## [Your objective]
When the string "title" is part of a line below, that line should be copied.

Entries from a dataset of interfaces:
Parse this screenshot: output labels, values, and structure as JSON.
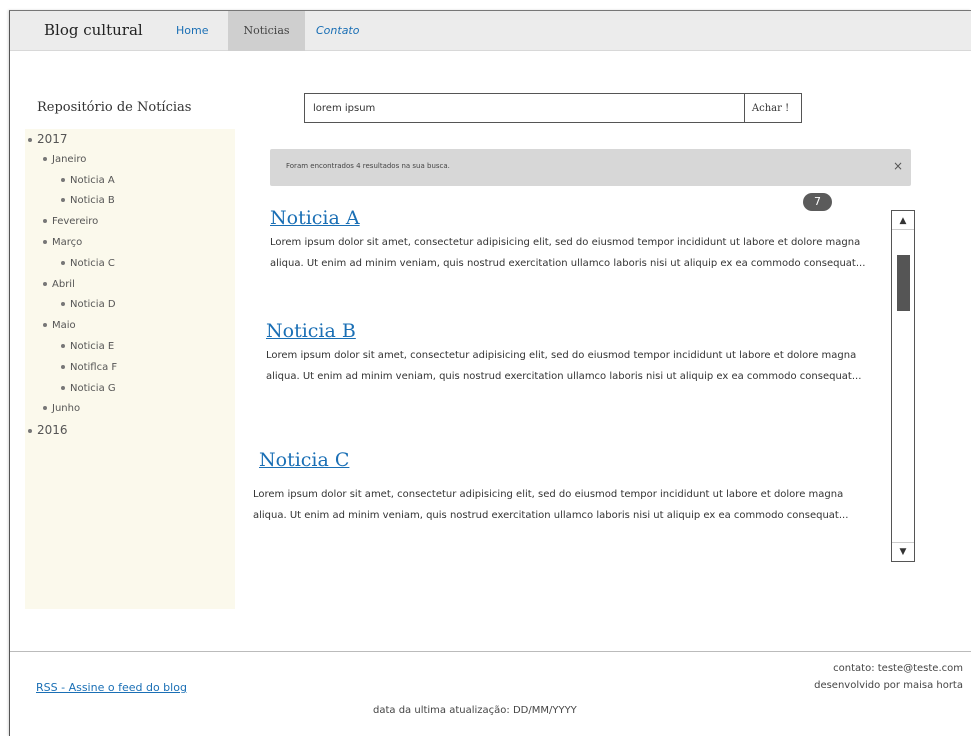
{
  "nav": {
    "brand": "Blog cultural",
    "items": [
      {
        "label": "Home"
      },
      {
        "label": "Noticias"
      },
      {
        "label": "Contato"
      }
    ]
  },
  "sidebar": {
    "title": "Repositório de Notícias",
    "tree": [
      {
        "label": "2017",
        "level": 0
      },
      {
        "label": "Janeiro",
        "level": 1
      },
      {
        "label": "Noticia A",
        "level": 2
      },
      {
        "label": "Noticia B",
        "level": 2
      },
      {
        "label": "Fevereiro",
        "level": 1
      },
      {
        "label": "Março",
        "level": 1
      },
      {
        "label": "Noticia C",
        "level": 2
      },
      {
        "label": "Abril",
        "level": 1
      },
      {
        "label": "Noticia D",
        "level": 2
      },
      {
        "label": "Maio",
        "level": 1
      },
      {
        "label": "Noticia E",
        "level": 2
      },
      {
        "label": "Notiflca F",
        "level": 2
      },
      {
        "label": "Noticia G",
        "level": 2
      },
      {
        "label": "Junho",
        "level": 1
      },
      {
        "label": "2016",
        "level": 0
      }
    ]
  },
  "search": {
    "value": "lorem ipsum",
    "button_label": "Achar !"
  },
  "alert": {
    "text": "Foram encontrados 4 resultados na sua busca.",
    "close_glyph": "×"
  },
  "results_badge": "7",
  "news": [
    {
      "title": "Noticia A",
      "body": "Lorem ipsum dolor sit amet, consectetur adipisicing elit, sed do eiusmod tempor incididunt ut labore et dolore magna aliqua. Ut enim ad minim veniam, quis nostrud exercitation ullamco laboris nisi ut aliquip ex ea commodo consequat..."
    },
    {
      "title": "Noticia B",
      "body": "Lorem ipsum dolor sit amet, consectetur adipisicing elit, sed do eiusmod tempor incididunt ut labore et dolore magna aliqua. Ut enim ad minim veniam, quis nostrud exercitation ullamco laboris nisi ut aliquip ex ea commodo consequat..."
    },
    {
      "title": "Noticia C",
      "body": "Lorem ipsum dolor sit amet, consectetur adipisicing elit, sed do eiusmod tempor incididunt ut labore et dolore magna aliqua. Ut enim ad minim veniam, quis nostrud exercitation ullamco laboris nisi ut aliquip ex ea commodo consequat..."
    }
  ],
  "scrollbar": {
    "up_glyph": "▲",
    "down_glyph": "▼"
  },
  "footer": {
    "rss": "RSS - Assine o feed do blog",
    "contact": "contato: teste@teste.com",
    "developer": "desenvolvido por maisa horta",
    "last_update": "data da ultima atualização: DD/MM/YYYY"
  },
  "colors": {
    "link": "#1a6fb5",
    "sidebar_bg": "#fbf9ec",
    "alert_bg": "#d7d7d7",
    "badge_bg": "#5b5b5b"
  }
}
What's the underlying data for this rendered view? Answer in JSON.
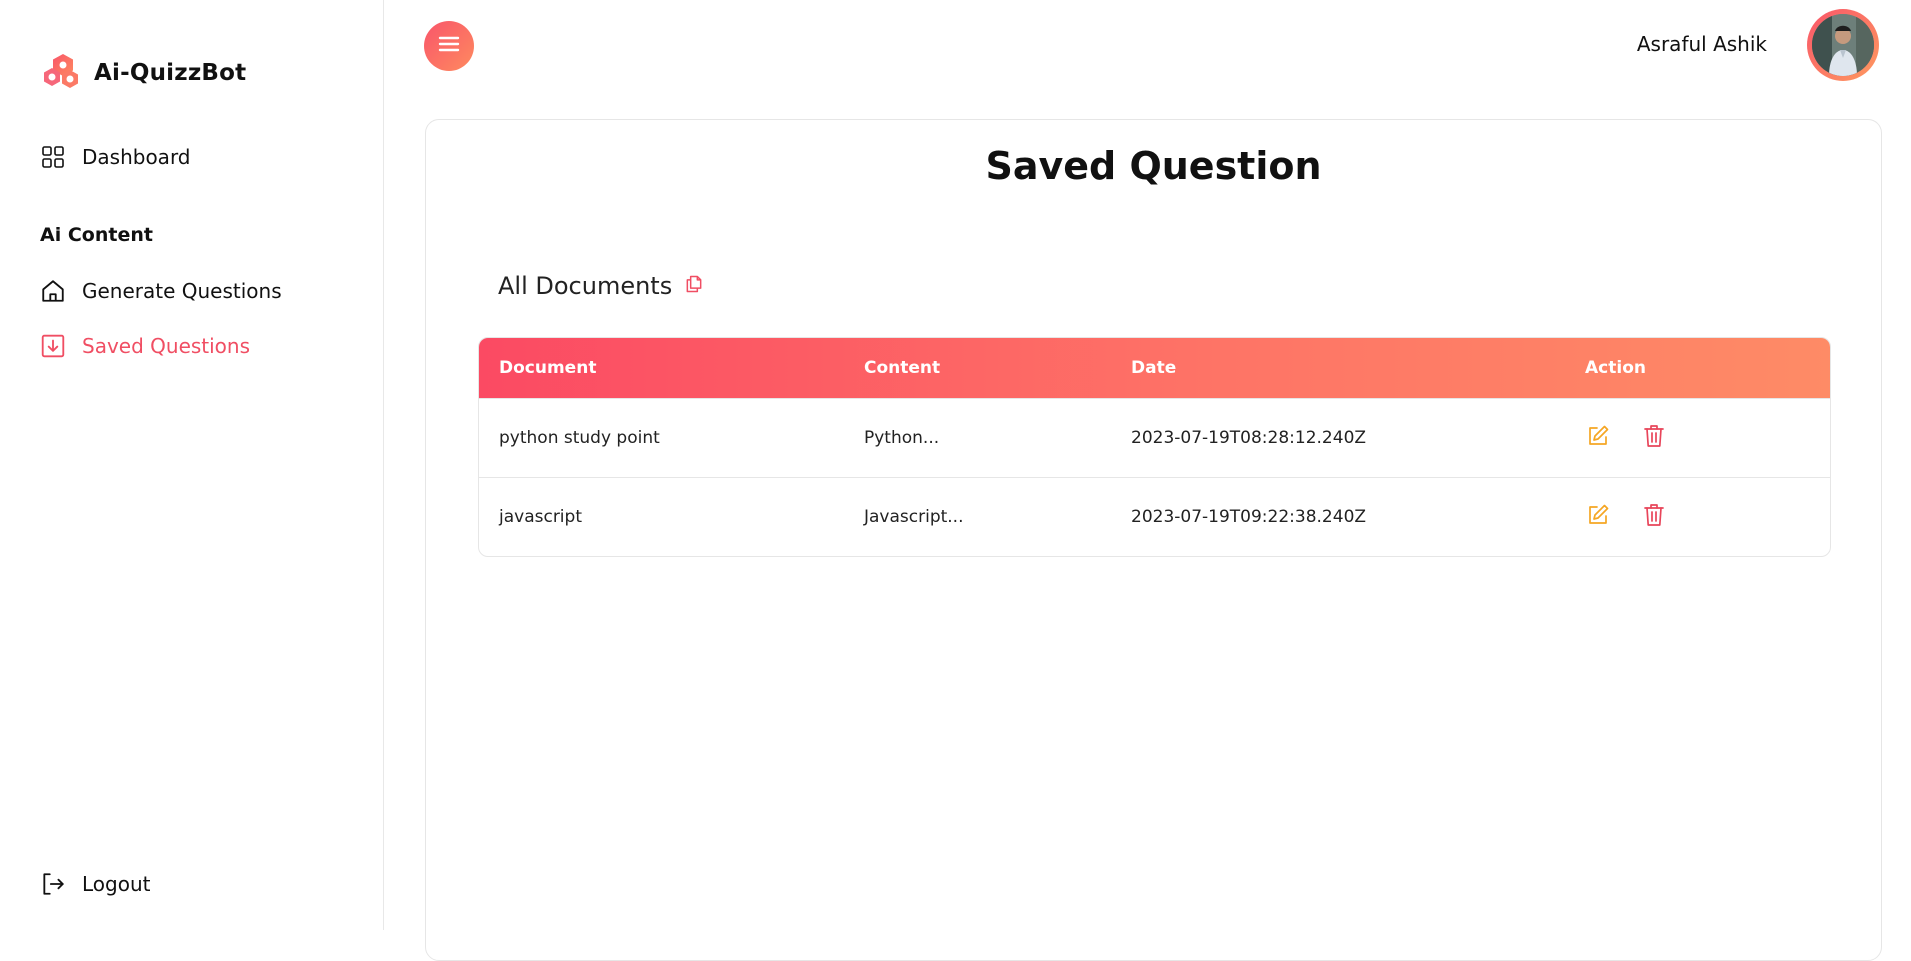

## [Finished task]
    "title": "Repositório de Notícias",
      "title": "Noticia A",
      "title": "Noticia B",
      "title": "Noticia C",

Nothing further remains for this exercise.